What is expected: Print the listing below in full. Alter nothing.

Input data:
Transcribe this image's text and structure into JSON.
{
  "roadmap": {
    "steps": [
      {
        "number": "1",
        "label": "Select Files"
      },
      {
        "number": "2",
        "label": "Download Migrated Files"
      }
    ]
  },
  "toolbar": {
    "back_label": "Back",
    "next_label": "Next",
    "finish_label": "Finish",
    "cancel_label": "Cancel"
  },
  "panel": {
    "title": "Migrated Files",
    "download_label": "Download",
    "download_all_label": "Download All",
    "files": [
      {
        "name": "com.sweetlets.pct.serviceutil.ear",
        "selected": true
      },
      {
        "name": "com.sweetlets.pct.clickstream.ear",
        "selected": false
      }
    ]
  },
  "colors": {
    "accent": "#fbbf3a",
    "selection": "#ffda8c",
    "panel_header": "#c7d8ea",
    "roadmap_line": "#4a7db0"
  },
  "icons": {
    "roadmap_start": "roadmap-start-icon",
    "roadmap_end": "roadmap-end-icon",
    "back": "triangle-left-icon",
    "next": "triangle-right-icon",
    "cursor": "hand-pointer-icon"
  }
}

Response for this exercise:
Transcribe this image's text and structure into JSON.
{
  "roadmap": {
    "steps": [
      {
        "number": "1",
        "label": "Select Files"
      },
      {
        "number": "2",
        "label": "Download Migrated Files"
      }
    ]
  },
  "toolbar": {
    "back_label": "Back",
    "next_label": "Next",
    "finish_label": "Finish",
    "cancel_label": "Cancel"
  },
  "panel": {
    "title": "Migrated Files",
    "download_label": "Download",
    "download_all_label": "Download All",
    "files": [
      {
        "name": "com.sweetlets.pct.serviceutil.ear",
        "selected": true
      },
      {
        "name": "com.sweetlets.pct.clickstream.ear",
        "selected": false
      }
    ]
  },
  "colors": {
    "accent": "#fbbf3a",
    "selection": "#ffda8c",
    "panel_header": "#c7d8ea",
    "roadmap_line": "#4a7db0"
  },
  "icons": {
    "roadmap_start": "roadmap-start-icon",
    "roadmap_end": "roadmap-end-icon",
    "back": "triangle-left-icon",
    "next": "triangle-right-icon",
    "cursor": "hand-pointer-icon"
  }
}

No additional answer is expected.